When to Seek Help
If you try good sleep hygiene and anti-anxiety strategies but are still struggling with sleep and heightened anxiety, consult your doctor or a sleep specialist. They may recommend CBT-I (cognitive behavioral therapy for insomnia), sleep medication, or anti-anxiety medication.
For anxiety disorders like generalized anxiety, panic disorder, PTSD, and OCD, therapy and psychiatric treatment are often needed to address the root causes. Work closely with your mental health providers to find relief. Getting good sleep makes it much easier to manage anxiety disorders and lessen symptoms.
Sleep Medications and Anxiety
Sleeping pills can help in the short term but risk dependence and impaired cognition. They should be used with caution under medical guidance.
Anti-anxiety medications that act as sedatives like benzodiazepines have sedative effects that can improve sleep. But these also have downsides like daytime grogginess or dependence.
Natural sleep aids like melatonin, magnesium, theanine, glycine and chamomile have fewer risks and can help mildly improve sleep quality. Under medical guidance, some combinations may be helpful for anxiety-related insomnia. But consult your doctor before starting any new supplements.
Our ability to manage emotions, handle stressors, and minimize anxiety is greatly impacted by the quantity and quality of our sleep. Getting enough uninterrupted nightly sleep allows the brain to recharge and function optimally.

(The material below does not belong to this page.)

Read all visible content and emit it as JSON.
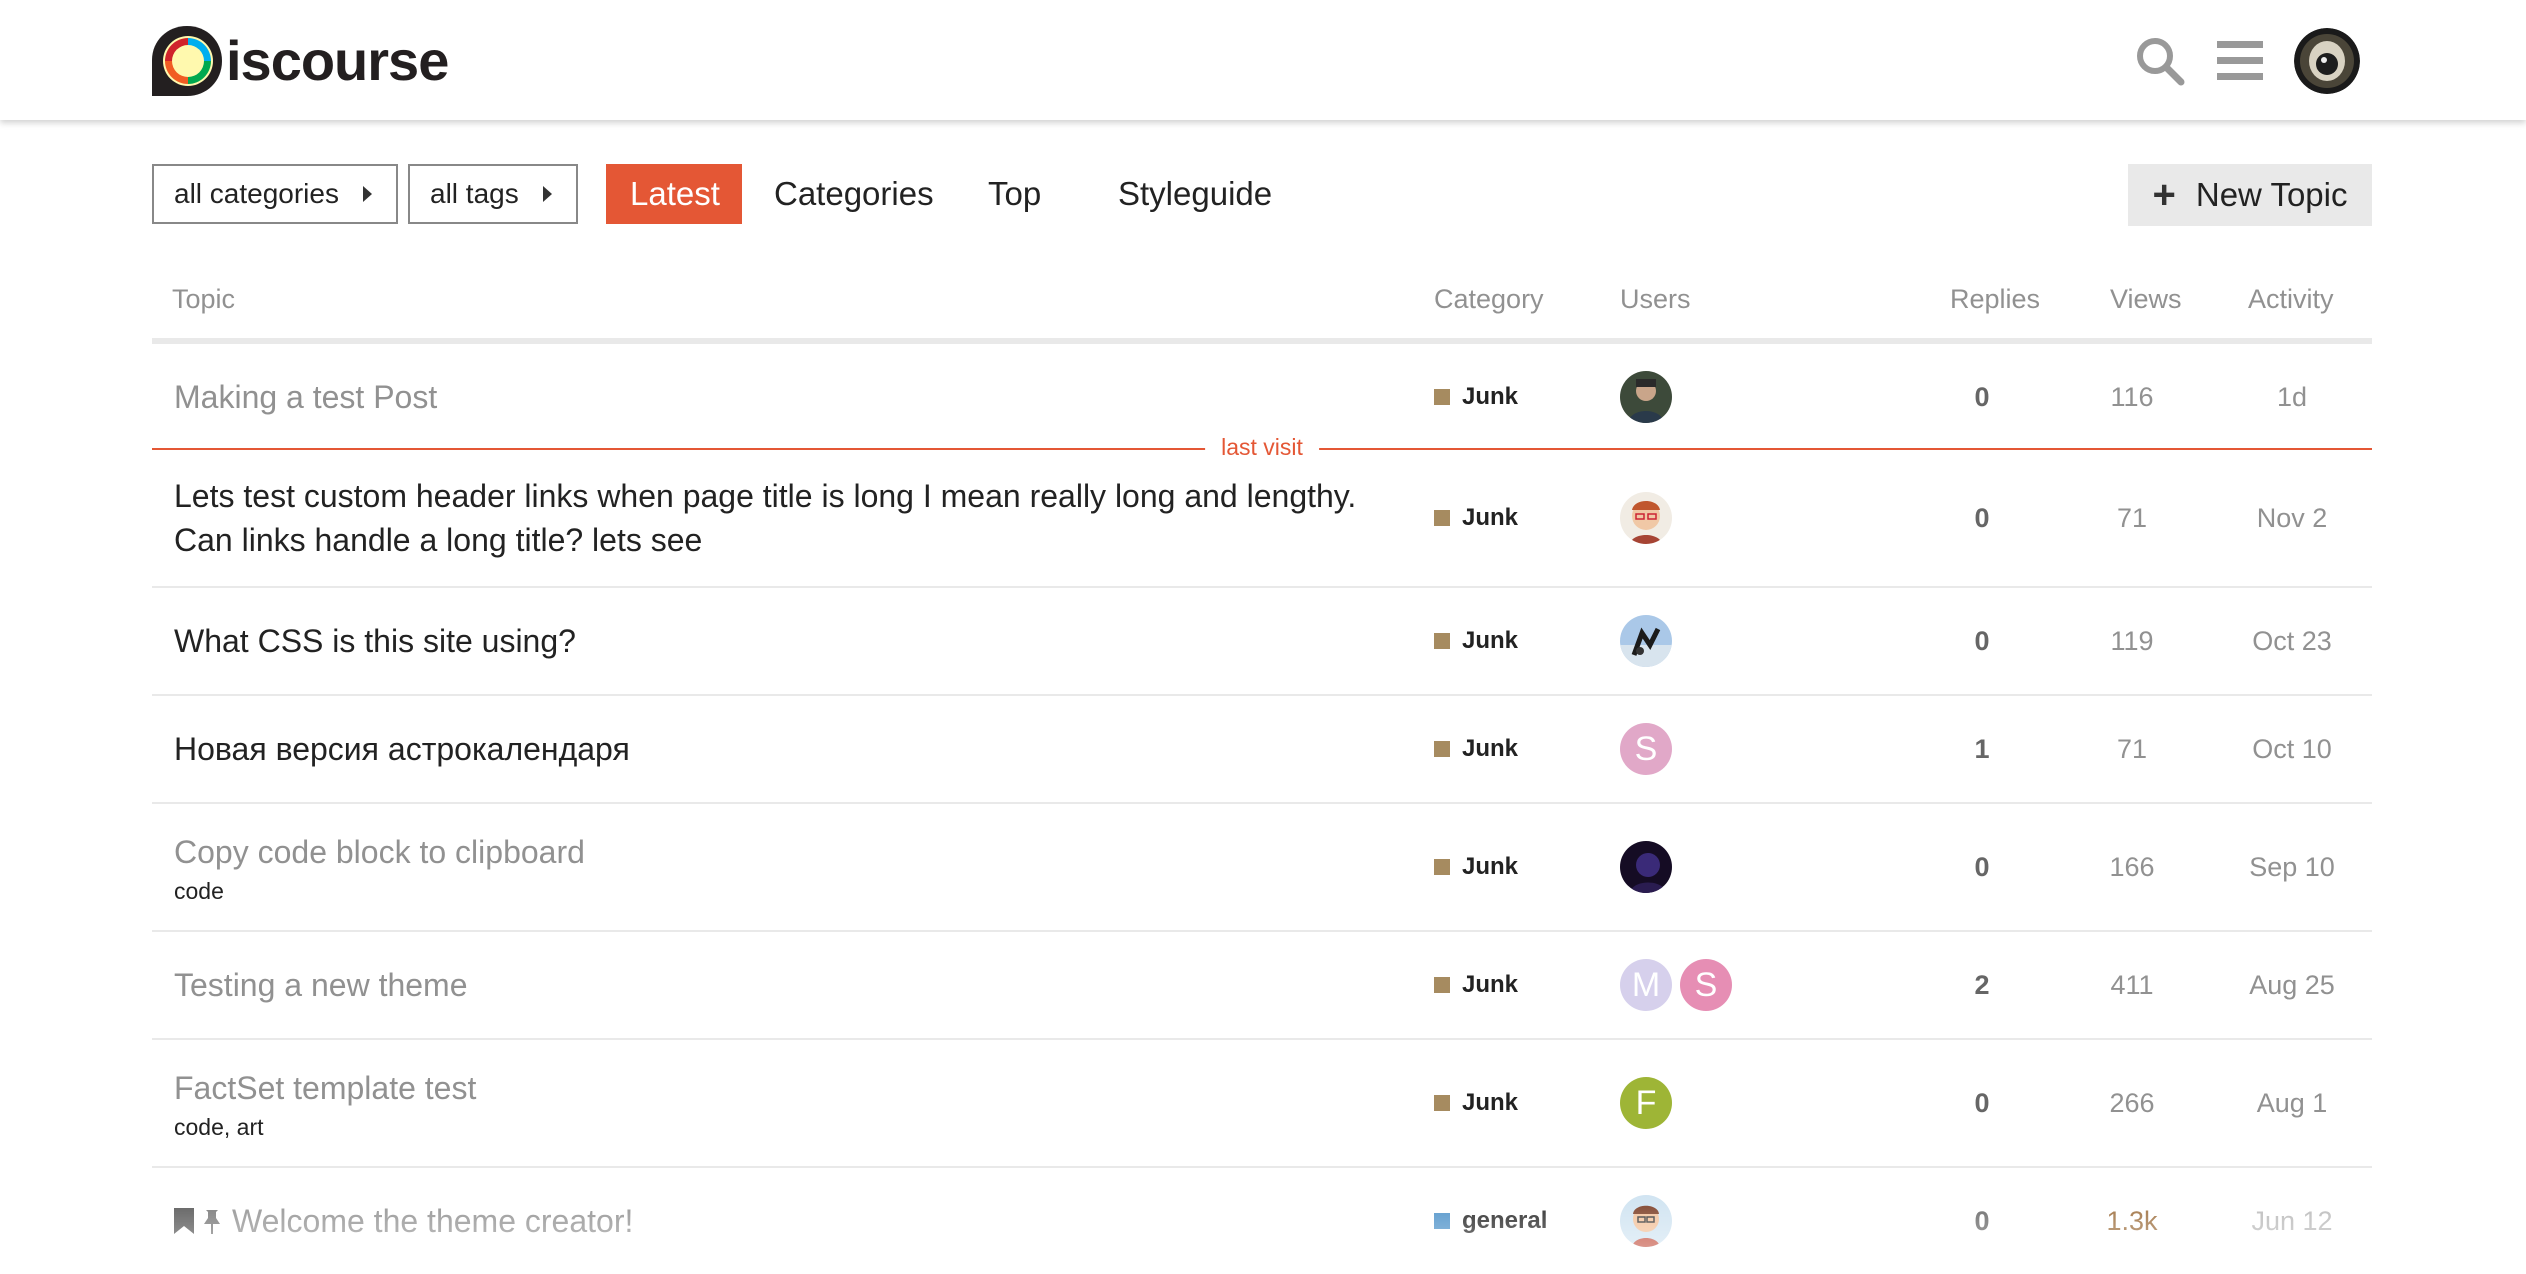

The connection between anxiety and sleep might seem intricate, but with knowledge and actionable steps, peaceful nights are within reach. Remember, tackling sleep problems isn’t just about rest; it’s about holistic well-being.

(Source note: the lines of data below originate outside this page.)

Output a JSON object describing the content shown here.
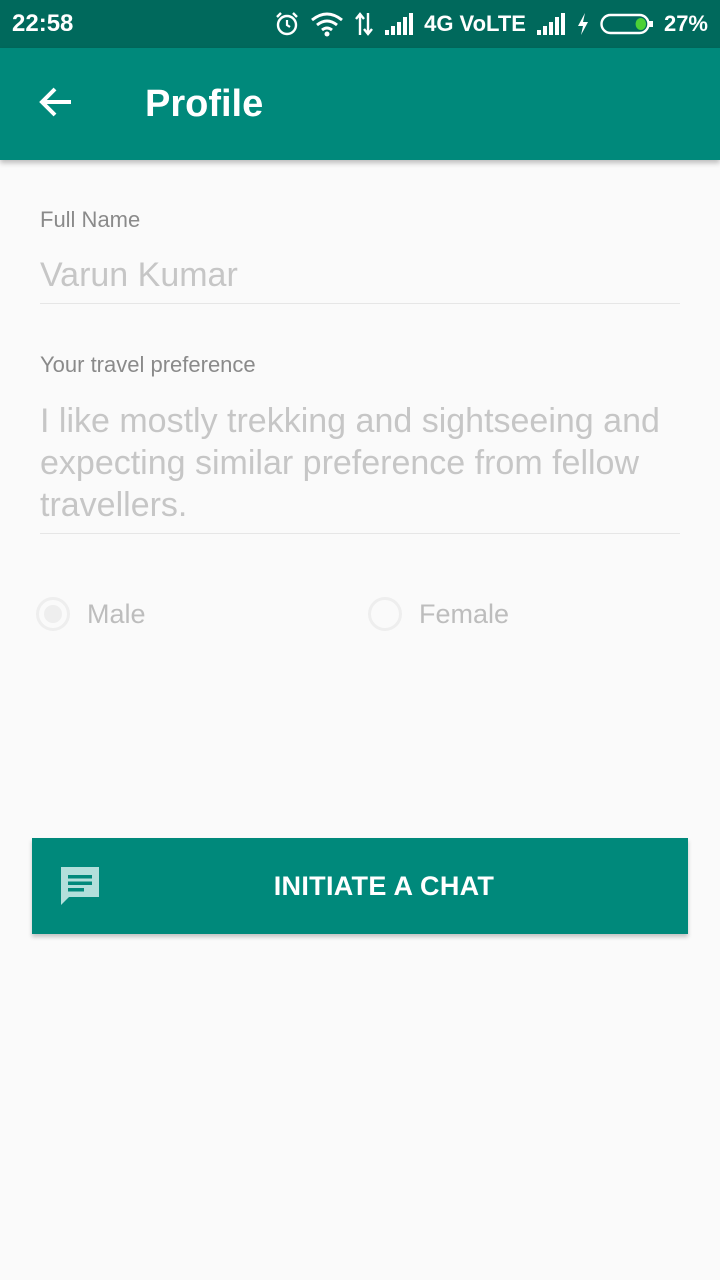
{
  "colors": {
    "status_bar": "#00695c",
    "app_bar": "#00897b",
    "button": "#00897b",
    "background": "#fafafa"
  },
  "status_bar": {
    "time": "22:58",
    "network_label": "4G VoLTE",
    "battery_percent": "27%",
    "battery_level": 0.27,
    "icons": [
      "alarm-icon",
      "wifi-icon",
      "data-arrows-icon",
      "signal-icon",
      "signal-icon",
      "charging-icon",
      "battery-icon"
    ]
  },
  "app_bar": {
    "title": "Profile",
    "back_icon": "arrow-back-icon"
  },
  "form": {
    "full_name": {
      "label": "Full Name",
      "value": "Varun Kumar"
    },
    "travel_preference": {
      "label": "Your travel preference",
      "value": "I like mostly trekking and sightseeing and expecting similar preference from fellow travellers."
    },
    "gender": {
      "options": [
        {
          "label": "Male",
          "selected": true
        },
        {
          "label": "Female",
          "selected": false
        }
      ]
    }
  },
  "chat_button": {
    "label": "INITIATE A CHAT",
    "icon": "chat-message-icon"
  }
}
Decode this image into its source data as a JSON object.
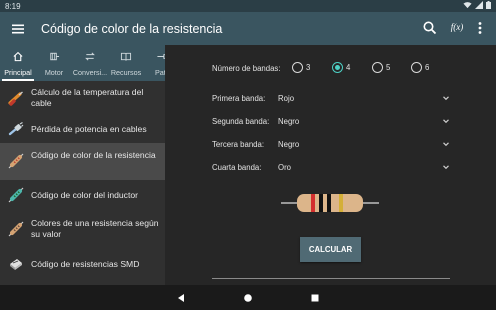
{
  "status": {
    "time": "8:19",
    "icons": [
      "wifi-icon",
      "signal-icon",
      "battery-icon"
    ]
  },
  "appbar": {
    "title": "Código de color de la resistencia",
    "actions": [
      "search-icon",
      "function-icon",
      "more-vert-icon"
    ],
    "function_glyph": "f(x)"
  },
  "tabs": [
    {
      "label": "Principal",
      "icon": "home-icon",
      "active": true
    },
    {
      "label": "Motor",
      "icon": "motor-icon",
      "active": false
    },
    {
      "label": "Conversi...",
      "icon": "convert-icon",
      "active": false
    },
    {
      "label": "Recursos",
      "icon": "book-icon",
      "active": false
    },
    {
      "label": "Patil",
      "icon": "pin-icon",
      "active": false
    }
  ],
  "list": [
    {
      "label": "Cálculo de la temperatura del cable",
      "icon": "cable-icon",
      "selected": false
    },
    {
      "label": "Pérdida de potencia en cables",
      "icon": "plug-icon",
      "selected": false
    },
    {
      "label": "Código de color de la resistencia",
      "icon": "resistor-icon",
      "selected": true
    },
    {
      "label": "Código de color del inductor",
      "icon": "inductor-icon",
      "selected": false
    },
    {
      "label": "Colores de una resistencia según su valor",
      "icon": "resistor-value-icon",
      "selected": false
    },
    {
      "label": "Código de resistencias SMD",
      "icon": "smd-icon",
      "selected": false
    }
  ],
  "form": {
    "bands_label": "Número de bandas:",
    "band_options": [
      "3",
      "4",
      "5",
      "6"
    ],
    "selected_bands": "4",
    "rows": [
      {
        "label": "Primera banda:",
        "value": "Rojo"
      },
      {
        "label": "Segunda banda:",
        "value": "Negro"
      },
      {
        "label": "Tercera banda:",
        "value": "Negro"
      },
      {
        "label": "Cuarta banda:",
        "value": "Oro"
      }
    ],
    "calc_label": "CALCULAR"
  },
  "colors": {
    "appbar": "#3a5560",
    "statusbar": "#2b3e46",
    "accent": "#4dd0c4",
    "band_colors": [
      "#d32f2f",
      "#111111",
      "#111111",
      "#d4af37"
    ]
  }
}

Frequently Asked Questions
Can lack of sleep cause panic attacks?
Yes, lack of sleep can cause panic attacks. In fact, one study found sleep disruption is often a triggering factor for panic attacks. This is particularly present in people with anxiety disorder or post-traumatic stress disorder.
What’s the relationship between anxiety and sleep deprivation?
Anxiety and sleep deprivation often have a reciprocal relationship. Anxiety can lead to sleep deprivation, as the symptoms of anxiety (including racing thoughts and worry) can make it harder to sleep. Conversely, lack of sleep doesn’t just cause physical tiredness. It can also increase feelings of stress and anxiety, creating a vicious cycle.
Can panic attacks disrupt my night’s sleep?
Yes, panic attacks can disrupt your sleep. Individuals with panic disorder often experience panic attacks during the initial stages of falling asleep or during REM sleep, causing a disruption in their sleep pattern and preventing much-needed rest.
What if my lack of sleep is related to stress and anxiety?
If your lack of sleep is caused by stress and anxiety, it is crucial to work on managing these issues. This can include lifestyle changes such as regular exercise and a healthy diet, implementing a consistent sleep schedule, and potentially seeking help with anxiety through therapy or medication. The Depression Association of America offers resources for managing anxiety disorders.
Does anxiety disorder have a significant impact on sleep duration?
Yes, anxiety disorder can significantly impact sleep duration. People with anxiety disorders tend to have lighter, less restful sleep, may find it challenging to fall asleep or stay asleep, and generally experience sleep disturbance regularly. These issues can lead to a significant decrease in sleep duration.